▶ What is needed:
All records are to be printed exactly as they appear.

== Segment start ==

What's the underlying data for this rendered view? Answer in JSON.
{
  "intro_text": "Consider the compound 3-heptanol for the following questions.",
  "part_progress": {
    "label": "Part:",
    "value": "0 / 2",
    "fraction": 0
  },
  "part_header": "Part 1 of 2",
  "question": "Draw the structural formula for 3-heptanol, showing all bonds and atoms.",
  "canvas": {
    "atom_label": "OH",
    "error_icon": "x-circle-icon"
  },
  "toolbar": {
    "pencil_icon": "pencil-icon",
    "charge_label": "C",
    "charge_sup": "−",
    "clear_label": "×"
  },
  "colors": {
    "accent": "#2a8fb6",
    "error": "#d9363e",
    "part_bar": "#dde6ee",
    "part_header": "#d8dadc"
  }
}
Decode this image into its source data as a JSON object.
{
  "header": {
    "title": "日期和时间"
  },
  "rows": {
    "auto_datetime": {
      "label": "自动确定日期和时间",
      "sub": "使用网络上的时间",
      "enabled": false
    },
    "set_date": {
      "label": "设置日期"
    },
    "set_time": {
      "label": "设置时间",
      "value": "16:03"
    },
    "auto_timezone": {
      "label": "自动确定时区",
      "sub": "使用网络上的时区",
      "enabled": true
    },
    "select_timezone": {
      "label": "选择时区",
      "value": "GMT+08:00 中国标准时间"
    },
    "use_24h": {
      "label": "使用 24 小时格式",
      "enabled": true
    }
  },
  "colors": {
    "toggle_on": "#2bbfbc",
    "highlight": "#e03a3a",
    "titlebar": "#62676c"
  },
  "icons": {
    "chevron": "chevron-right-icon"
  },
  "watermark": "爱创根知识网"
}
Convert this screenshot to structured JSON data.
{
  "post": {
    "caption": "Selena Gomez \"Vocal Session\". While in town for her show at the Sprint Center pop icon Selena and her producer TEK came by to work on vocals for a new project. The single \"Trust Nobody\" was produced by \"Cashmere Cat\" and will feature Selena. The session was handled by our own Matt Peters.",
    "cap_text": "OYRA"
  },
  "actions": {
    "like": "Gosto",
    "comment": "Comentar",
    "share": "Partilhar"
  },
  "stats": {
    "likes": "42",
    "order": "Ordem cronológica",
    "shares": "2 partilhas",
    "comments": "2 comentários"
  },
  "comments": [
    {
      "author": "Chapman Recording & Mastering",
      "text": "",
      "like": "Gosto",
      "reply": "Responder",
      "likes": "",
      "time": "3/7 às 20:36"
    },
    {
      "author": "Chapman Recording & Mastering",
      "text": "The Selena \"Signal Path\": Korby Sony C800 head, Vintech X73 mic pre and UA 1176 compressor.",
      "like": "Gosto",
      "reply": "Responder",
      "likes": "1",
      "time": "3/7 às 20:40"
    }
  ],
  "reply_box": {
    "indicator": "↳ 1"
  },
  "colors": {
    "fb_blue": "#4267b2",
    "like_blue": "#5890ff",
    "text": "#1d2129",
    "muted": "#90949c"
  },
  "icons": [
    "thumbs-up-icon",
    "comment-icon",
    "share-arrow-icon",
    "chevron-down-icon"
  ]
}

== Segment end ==

▶ Expected output:
What's the underlying data for this rendered view? Answer in JSON.
{
  "intro_text": "Consider the compound 3-heptanol for the following questions.",
  "part_progress": {
    "label": "Part:",
    "value": "0 / 2",
    "fraction": 0
  },
  "part_header": "Part 1 of 2",
  "question": "Draw the structural formula for 3-heptanol, showing all bonds and atoms.",
  "canvas": {
    "atom_label": "OH",
    "error_icon": "x-circle-icon"
  },
  "toolbar": {
    "pencil_icon": "pencil-icon",
    "charge_label": "C",
    "charge_sup": "−",
    "clear_label": "×"
  },
  "colors": {
    "accent": "#2a8fb6",
    "error": "#d9363e",
    "part_bar": "#dde6ee",
    "part_header": "#d8dadc"
  }
}
Decode this image into its source data as a JSON object.
{
  "header": {
    "title": "日期和时间"
  },
  "rows": {
    "auto_datetime": {
      "label": "自动确定日期和时间",
      "sub": "使用网络上的时间",
      "enabled": false
    },
    "set_date": {
      "label": "设置日期"
    },
    "set_time": {
      "label": "设置时间",
      "value": "16:03"
    },
    "auto_timezone": {
      "label": "自动确定时区",
      "sub": "使用网络上的时区",
      "enabled": true
    },
    "select_timezone": {
      "label": "选择时区",
      "value": "GMT+08:00 中国标准时间"
    },
    "use_24h": {
      "label": "使用 24 小时格式",
      "enabled": true
    }
  },
  "colors": {
    "toggle_on": "#2bbfbc",
    "highlight": "#e03a3a",
    "titlebar": "#62676c"
  },
  "icons": {
    "chevron": "chevron-right-icon"
  },
  "watermark": "爱创根知识网"
}
Convert this screenshot to structured JSON data.
{
  "post": {
    "caption": "Selena Gomez \"Vocal Session\". While in town for her show at the Sprint Center pop icon Selena and her producer TEK came by to work on vocals for a new project. The single \"Trust Nobody\" was produced by \"Cashmere Cat\" and will feature Selena. The session was handled by our own Matt Peters.",
    "cap_text": "OYRA"
  },
  "actions": {
    "like": "Gosto",
    "comment": "Comentar",
    "share": "Partilhar"
  },
  "stats": {
    "likes": "42",
    "order": "Ordem cronológica",
    "shares": "2 partilhas",
    "comments": "2 comentários"
  },
  "comments": [
    {
      "author": "Chapman Recording & Mastering",
      "text": "",
      "like": "Gosto",
      "reply": "Responder",
      "likes": "",
      "time": "3/7 às 20:36"
    },
    {
      "author": "Chapman Recording & Mastering",
      "text": "The Selena \"Signal Path\": Korby Sony C800 head, Vintech X73 mic pre and UA 1176 compressor.",
      "like": "Gosto",
      "reply": "Responder",
      "likes": "1",
      "time": "3/7 às 20:40"
    }
  ],
  "reply_box": {
    "indicator": "↳ 1"
  },
  "colors": {
    "fb_blue": "#4267b2",
    "like_blue": "#5890ff",
    "text": "#1d2129",
    "muted": "#90949c"
  },
  "icons": [
    "thumbs-up-icon",
    "comment-icon",
    "share-arrow-icon",
    "chevron-down-icon"
  ]
}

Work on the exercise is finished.